Here’s the scenario.

You have a long weekend away planned, with lots of miles to cover. You're off to do a track day, and you have a choice of taking either a Porsche Turbo S or 718 Boxster.

Do you choose a shatteringly quick, all-wheel drive everyday supercar with a PDK automatic gearbox, or a mid-engined, rear-wheel-drive convertible with three pedals and a stick between the seats?

I’ve recently covered some serious miles in both while following Le Mans-winning driver Nick Tandy as he tackled two 24 hour endurance races in the space of a month.

First, I took the Turbo S to the Nürburgring and back. It is staggeringly capable. The acceleration is addictive (0-62mph in 2.9sec), it has a deliciously deep exhaust note, and it couldn’t have been more at home slamming along on the Autobahn.

Read the Porsche 911 Turbo S review

Not to mention, and whisper it, at the risk of sounding boring, it’s surprisingly practical. I dragged our videographer James Holloway on the trip and the boot swallowed all our luggage and his equipment, with no sweat. Just don’t make any adults sit in the back for too long. 

Yet, for all its brutal pace and ability, there’s something slightly detached about the driving experience. That’s not to say it isn’t utterly magnificent in most respects, but it’s almost too easy, in part due to its grippy all-wheel drive system.

Enter the 718 Boxster.
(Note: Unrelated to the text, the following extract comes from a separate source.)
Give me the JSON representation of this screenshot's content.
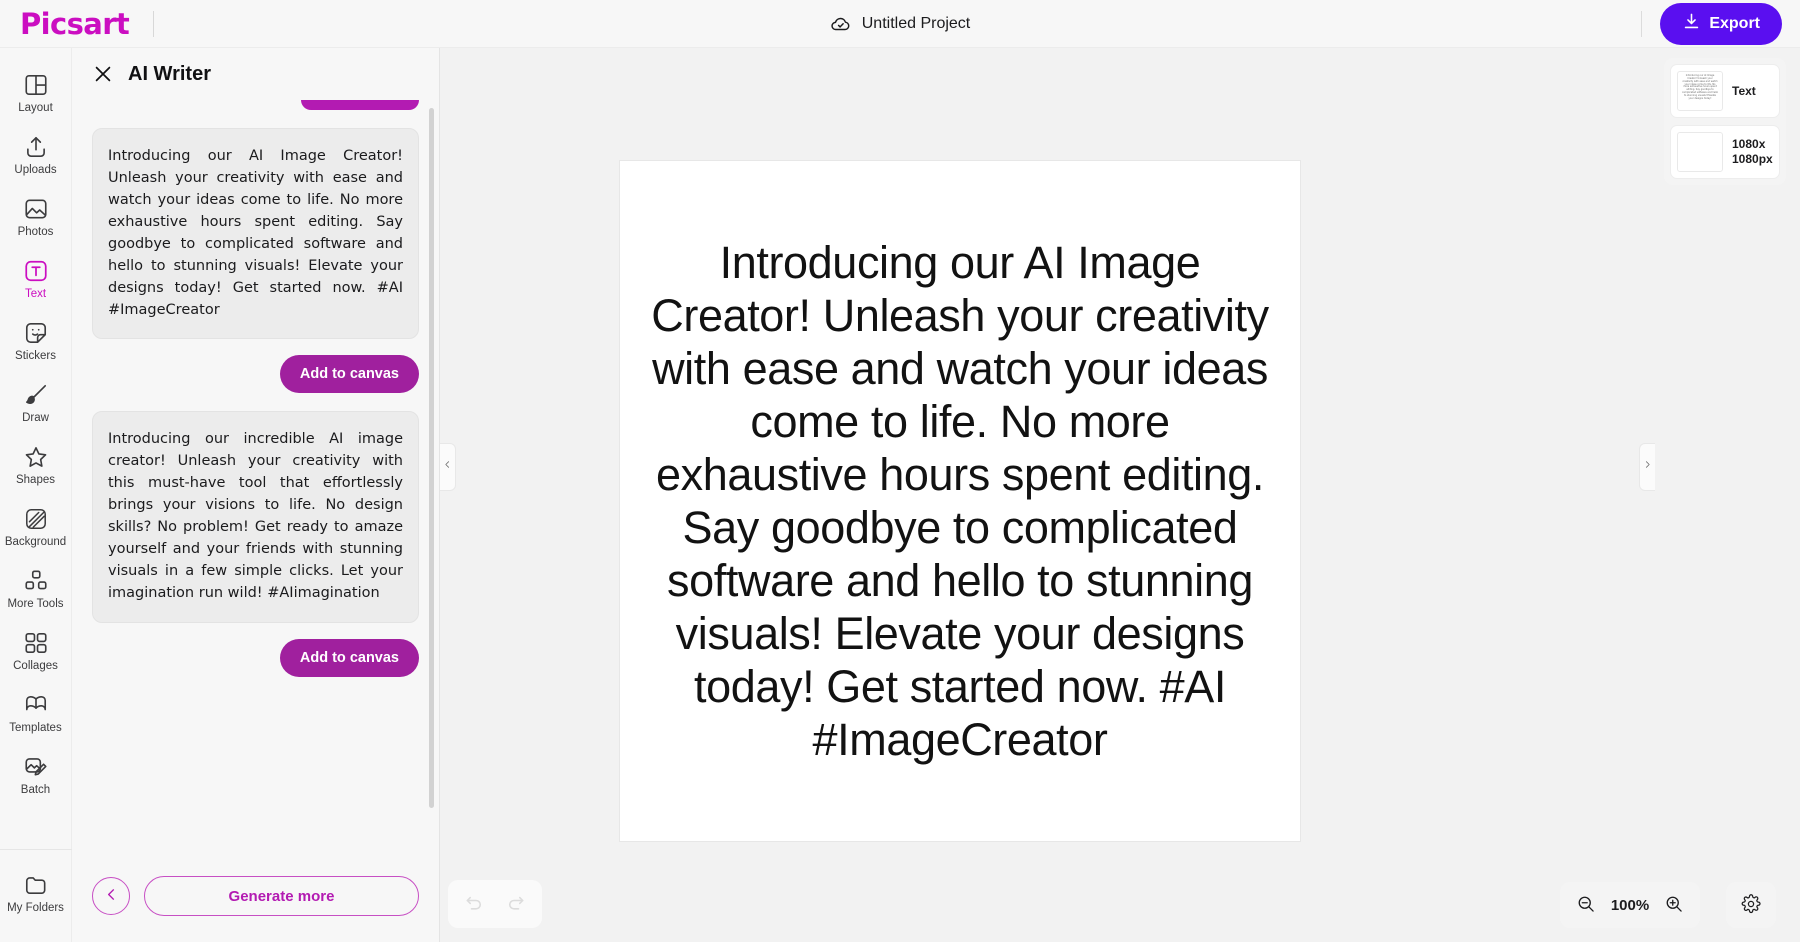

A jaunt to Le Mans and back was enough to convince me that, regardless of how many cylinders the latest iteration has, it’s the one I’d grab the keys for again in a heartbeat. It's £100,000 cheaper, too.

Read the Porsche 718 Boxster review

Much has been written about its disappointing engine sound, but it has plenty of other things going for it, such as the wonderfully poised chassis and pleasingly rapid throttle response. It too didn't offer any practical shortcomings over the few days I spent with it: boot space was reasonable enough, and even after several hours behind the wheel I never got uncomfortable.

Tandy, for the record, drives a Cayenne company car, and owns a 911 GT3 RS.

He told me: "I’ve got the GT3 RS because I like driving it, but my daily is the Cayenne; it's perfect for airport runs and trips to the race track."

In this battle, it boils down to a case of lavish, out-and-out pace against pure driver enjoyment and, for me, the Boxster wins every time.

So, Autocar readers, what would you take? Let me know in the comments below.